INPUT RECORDS:
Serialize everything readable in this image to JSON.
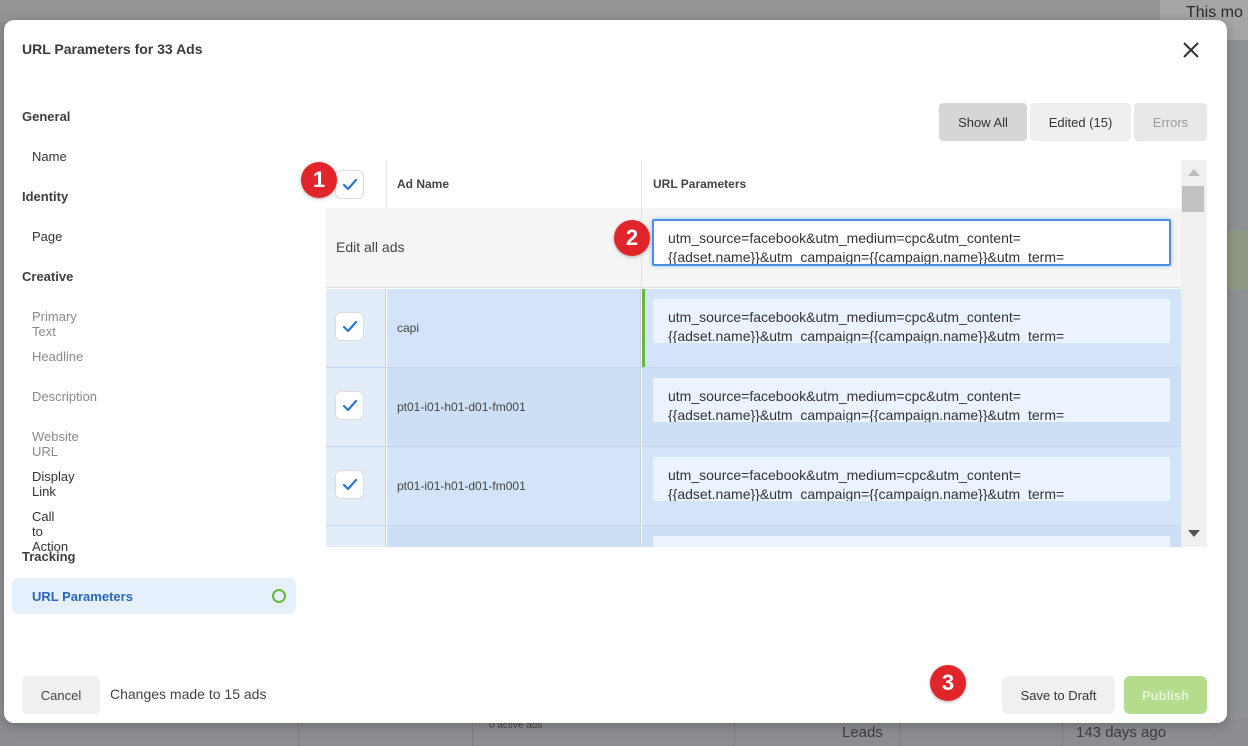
{
  "background": {
    "top_right_text": "This mo",
    "bottom_texts": [
      "0 active ads",
      "Leads",
      "143 days ago"
    ]
  },
  "modal": {
    "title": "URL Parameters for 33 Ads",
    "close_icon": "close-icon"
  },
  "sidebar": {
    "sections": [
      {
        "label": "General",
        "items": [
          {
            "label": "Name",
            "state": "enabled"
          }
        ]
      },
      {
        "label": "Identity",
        "items": [
          {
            "label": "Page",
            "state": "enabled"
          }
        ]
      },
      {
        "label": "Creative",
        "items": [
          {
            "label": "Primary Text",
            "state": "disabled"
          },
          {
            "label": "Headline",
            "state": "disabled"
          },
          {
            "label": "Description",
            "state": "disabled"
          },
          {
            "label": "Website URL",
            "state": "disabled"
          },
          {
            "label": "Display Link",
            "state": "enabled"
          },
          {
            "label": "Call to Action",
            "state": "enabled"
          }
        ]
      },
      {
        "label": "Tracking",
        "items": [
          {
            "label": "URL Parameters",
            "state": "active",
            "status_icon": "circle-ring-icon"
          }
        ]
      }
    ],
    "active_color": "#2966c2",
    "status_color": "#6cb33a"
  },
  "filters": {
    "show_all": "Show All",
    "edited": "Edited (15)",
    "errors": "Errors",
    "selected": "Show All"
  },
  "table": {
    "columns": [
      "Ad Name",
      "URL Parameters"
    ],
    "header_checkbox_checked": true,
    "edit_all": {
      "label": "Edit all ads",
      "value": "utm_source=facebook&utm_medium=cpc&utm_content=\n{{adset.name}}&utm_campaign={{campaign.name}}&utm_term="
    },
    "rows": [
      {
        "checked": true,
        "name": "capi",
        "url_params": "utm_source=facebook&utm_medium=cpc&utm_content=\n{{adset.name}}&utm_campaign={{campaign.name}}&utm_term=",
        "edited": true
      },
      {
        "checked": true,
        "name": "pt01-i01-h01-d01-fm001",
        "url_params": "utm_source=facebook&utm_medium=cpc&utm_content=\n{{adset.name}}&utm_campaign={{campaign.name}}&utm_term=",
        "edited": false
      },
      {
        "checked": true,
        "name": "pt01-i01-h01-d01-fm001",
        "url_params": "utm_source=facebook&utm_medium=cpc&utm_content=\n{{adset.name}}&utm_campaign={{campaign.name}}&utm_term=",
        "edited": false
      },
      {
        "checked": false,
        "name": "",
        "url_params": "",
        "edited": false
      }
    ]
  },
  "footer": {
    "cancel": "Cancel",
    "changes": "Changes made to 15 ads",
    "save_draft": "Save to Draft",
    "publish": "Publish"
  },
  "callouts": [
    "1",
    "2",
    "3"
  ],
  "colors": {
    "accent_blue": "#4a90e2",
    "check_blue": "#2a75d6",
    "publish_green": "#b3dc8c",
    "edited_marker": "#6cb33a",
    "callout_red": "#e0262b"
  }
}
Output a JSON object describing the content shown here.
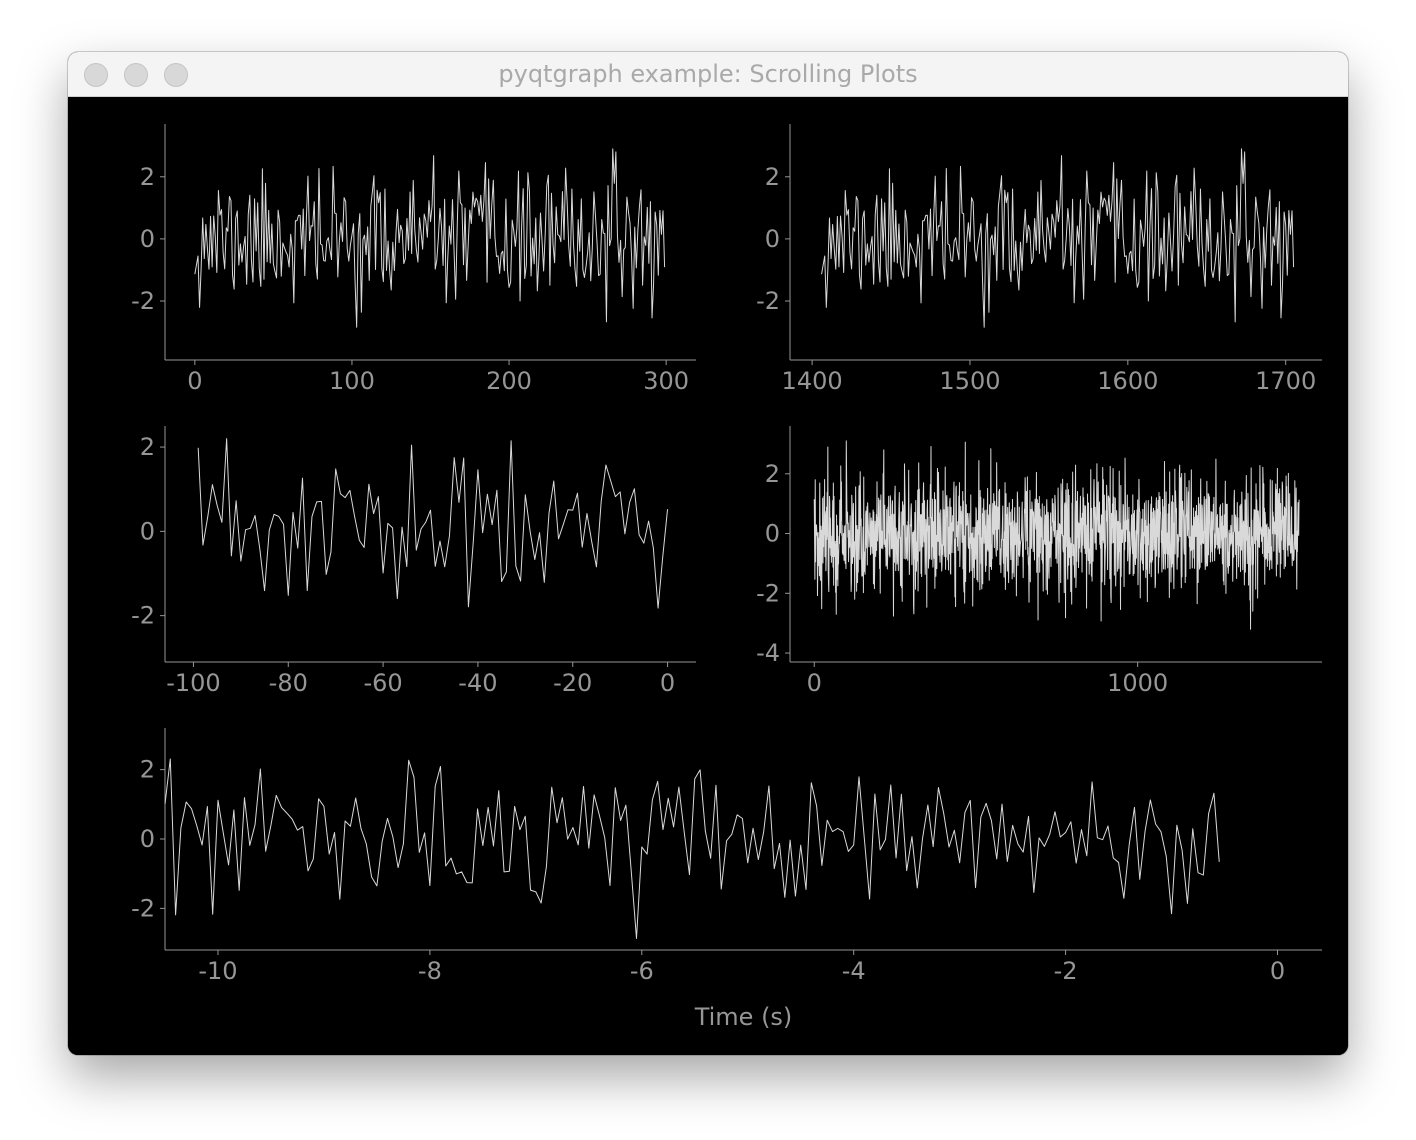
{
  "window": {
    "title": "pyqtgraph example: Scrolling Plots",
    "background": "#000000",
    "axis_color": "#969696",
    "trace_color": "#d9d9d9"
  },
  "chart_data": [
    {
      "type": "line",
      "title": "",
      "xlabel": "",
      "ylabel": "",
      "xlim": [
        -19,
        319
      ],
      "ylim": [
        -3.9,
        3.7
      ],
      "xticks": [
        0,
        100,
        200,
        300
      ],
      "yticks": [
        2,
        0,
        -2
      ],
      "n_points": 300,
      "x_start": 0,
      "x_step": 1,
      "seed": 11,
      "noise_std": 1.0,
      "grid": false
    },
    {
      "type": "line",
      "title": "",
      "xlabel": "",
      "ylabel": "",
      "xlim": [
        1386,
        1723
      ],
      "ylim": [
        -3.9,
        3.7
      ],
      "xticks": [
        1400,
        1500,
        1600,
        1700
      ],
      "yticks": [
        2,
        0,
        -2
      ],
      "n_points": 300,
      "x_start": 1406,
      "x_step": 1,
      "seed": 11,
      "noise_std": 1.0,
      "grid": false
    },
    {
      "type": "line",
      "title": "",
      "xlabel": "",
      "ylabel": "",
      "xlim": [
        -106,
        6
      ],
      "ylim": [
        -3.1,
        2.5
      ],
      "xticks": [
        -100,
        -80,
        -60,
        -40,
        -20,
        0
      ],
      "yticks": [
        2,
        0,
        -2
      ],
      "n_points": 100,
      "x_start": -99,
      "x_step": 1,
      "seed": 23,
      "noise_std": 1.0,
      "grid": false
    },
    {
      "type": "line",
      "title": "",
      "xlabel": "",
      "ylabel": "",
      "xlim": [
        -75,
        1570
      ],
      "ylim": [
        -4.3,
        3.6
      ],
      "xticks": [
        0,
        1000
      ],
      "yticks": [
        2,
        0,
        -2,
        -4
      ],
      "n_points": 1500,
      "x_start": 0,
      "x_step": 1,
      "seed": 37,
      "noise_std": 1.0,
      "grid": false
    },
    {
      "type": "line",
      "title": "",
      "xlabel": "Time (s)",
      "ylabel": "",
      "xlim": [
        -10.5,
        0.42
      ],
      "ylim": [
        -3.2,
        3.2
      ],
      "xticks": [
        -10,
        -8,
        -6,
        -4,
        -2,
        0
      ],
      "yticks": [
        2,
        0,
        -2
      ],
      "n_points": 200,
      "x_start": -10.5,
      "x_step": 0.05,
      "seed": 53,
      "noise_std": 1.0,
      "grid": false
    }
  ]
}
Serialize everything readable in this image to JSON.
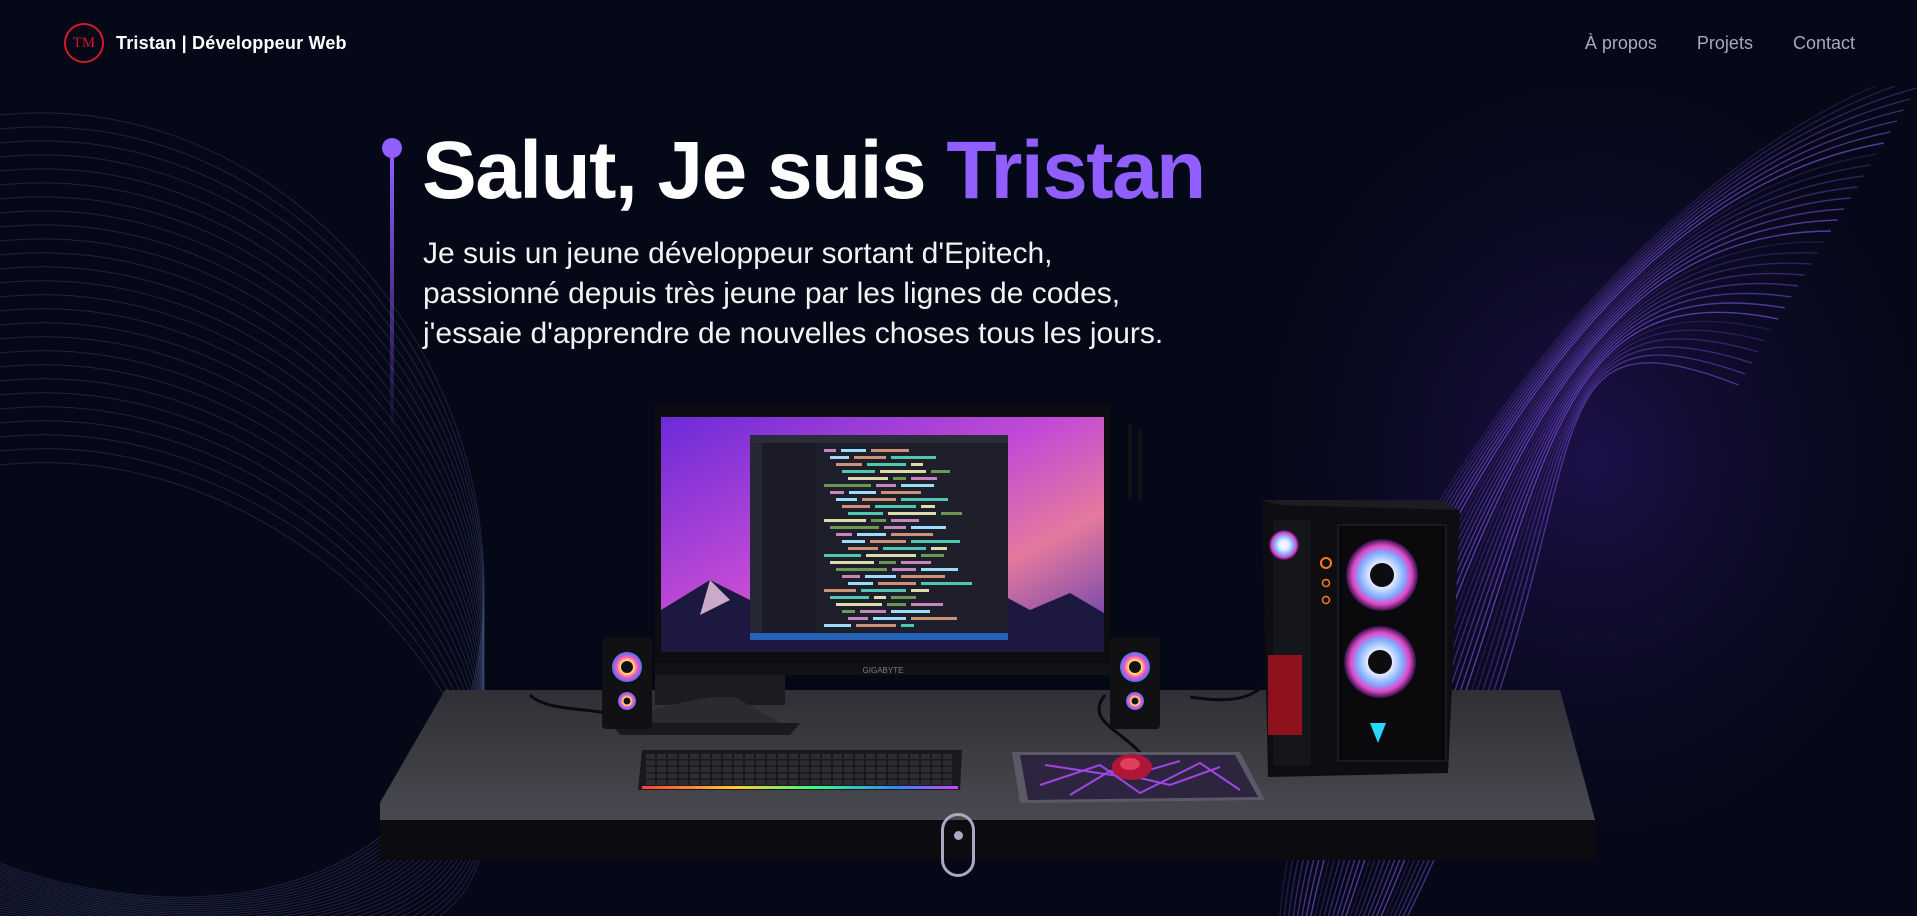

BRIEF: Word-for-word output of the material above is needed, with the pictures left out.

EXPECTED OUTPUT:
Serialize everything readable in this image to JSON.
{
  "background": {
    "top_right_text": "This mo",
    "bottom_texts": [
      "0 active ads",
      "Leads",
      "143 days ago"
    ]
  },
  "modal": {
    "title": "URL Parameters for 33 Ads",
    "close_icon": "close-icon"
  },
  "sidebar": {
    "sections": [
      {
        "label": "General",
        "items": [
          {
            "label": "Name",
            "state": "enabled"
          }
        ]
      },
      {
        "label": "Identity",
        "items": [
          {
            "label": "Page",
            "state": "enabled"
          }
        ]
      },
      {
        "label": "Creative",
        "items": [
          {
            "label": "Primary Text",
            "state": "disabled"
          },
          {
            "label": "Headline",
            "state": "disabled"
          },
          {
            "label": "Description",
            "state": "disabled"
          },
          {
            "label": "Website URL",
            "state": "disabled"
          },
          {
            "label": "Display Link",
            "state": "enabled"
          },
          {
            "label": "Call to Action",
            "state": "enabled"
          }
        ]
      },
      {
        "label": "Tracking",
        "items": [
          {
            "label": "URL Parameters",
            "state": "active",
            "status_icon": "circle-ring-icon"
          }
        ]
      }
    ],
    "active_color": "#2966c2",
    "status_color": "#6cb33a"
  },
  "filters": {
    "show_all": "Show All",
    "edited": "Edited (15)",
    "errors": "Errors",
    "selected": "Show All"
  },
  "table": {
    "columns": [
      "Ad Name",
      "URL Parameters"
    ],
    "header_checkbox_checked": true,
    "edit_all": {
      "label": "Edit all ads",
      "value": "utm_source=facebook&utm_medium=cpc&utm_content=\n{{adset.name}}&utm_campaign={{campaign.name}}&utm_term="
    },
    "rows": [
      {
        "checked": true,
        "name": "capi",
        "url_params": "utm_source=facebook&utm_medium=cpc&utm_content=\n{{adset.name}}&utm_campaign={{campaign.name}}&utm_term=",
        "edited": true
      },
      {
        "checked": true,
        "name": "pt01-i01-h01-d01-fm001",
        "url_params": "utm_source=facebook&utm_medium=cpc&utm_content=\n{{adset.name}}&utm_campaign={{campaign.name}}&utm_term=",
        "edited": false
      },
      {
        "checked": true,
        "name": "pt01-i01-h01-d01-fm001",
        "url_params": "utm_source=facebook&utm_medium=cpc&utm_content=\n{{adset.name}}&utm_campaign={{campaign.name}}&utm_term=",
        "edited": false
      },
      {
        "checked": false,
        "name": "",
        "url_params": "",
        "edited": false
      }
    ]
  },
  "footer": {
    "cancel": "Cancel",
    "changes": "Changes made to 15 ads",
    "save_draft": "Save to Draft",
    "publish": "Publish"
  },
  "callouts": [
    "1",
    "2",
    "3"
  ],
  "colors": {
    "accent_blue": "#4a90e2",
    "check_blue": "#2a75d6",
    "publish_green": "#b3dc8c",
    "edited_marker": "#6cb33a",
    "callout_red": "#e0262b"
  }
}
Output a JSON object describing the content shown here.
{
  "window": {
    "title": "pyqtgraph example: Scrolling Plots",
    "background": "#000000",
    "axis_color": "#969696",
    "trace_color": "#d9d9d9"
  },
  "chart_data": [
    {
      "type": "line",
      "title": "",
      "xlabel": "",
      "ylabel": "",
      "xlim": [
        -19,
        319
      ],
      "ylim": [
        -3.9,
        3.7
      ],
      "xticks": [
        0,
        100,
        200,
        300
      ],
      "yticks": [
        2,
        0,
        -2
      ],
      "n_points": 300,
      "x_start": 0,
      "x_step": 1,
      "seed": 11,
      "noise_std": 1.0,
      "grid": false
    },
    {
      "type": "line",
      "title": "",
      "xlabel": "",
      "ylabel": "",
      "xlim": [
        1386,
        1723
      ],
      "ylim": [
        -3.9,
        3.7
      ],
      "xticks": [
        1400,
        1500,
        1600,
        1700
      ],
      "yticks": [
        2,
        0,
        -2
      ],
      "n_points": 300,
      "x_start": 1406,
      "x_step": 1,
      "seed": 11,
      "noise_std": 1.0,
      "grid": false
    },
    {
      "type": "line",
      "title": "",
      "xlabel": "",
      "ylabel": "",
      "xlim": [
        -106,
        6
      ],
      "ylim": [
        -3.1,
        2.5
      ],
      "xticks": [
        -100,
        -80,
        -60,
        -40,
        -20,
        0
      ],
      "yticks": [
        2,
        0,
        -2
      ],
      "n_points": 100,
      "x_start": -99,
      "x_step": 1,
      "seed": 23,
      "noise_std": 1.0,
      "grid": false
    },
    {
      "type": "line",
      "title": "",
      "xlabel": "",
      "ylabel": "",
      "xlim": [
        -75,
        1570
      ],
      "ylim": [
        -4.3,
        3.6
      ],
      "xticks": [
        0,
        1000
      ],
      "yticks": [
        2,
        0,
        -2,
        -4
      ],
      "n_points": 1500,
      "x_start": 0,
      "x_step": 1,
      "seed": 37,
      "noise_std": 1.0,
      "grid": false
    },
    {
      "type": "line",
      "title": "",
      "xlabel": "Time (s)",
      "ylabel": "",
      "xlim": [
        -10.5,
        0.42
      ],
      "ylim": [
        -3.2,
        3.2
      ],
      "xticks": [
        -10,
        -8,
        -6,
        -4,
        -2,
        0
      ],
      "yticks": [
        2,
        0,
        -2
      ],
      "n_points": 200,
      "x_start": -10.5,
      "x_step": 0.05,
      "seed": 53,
      "noise_std": 1.0,
      "grid": false
    }
  ]
}
Serialize everything readable in this image to JSON.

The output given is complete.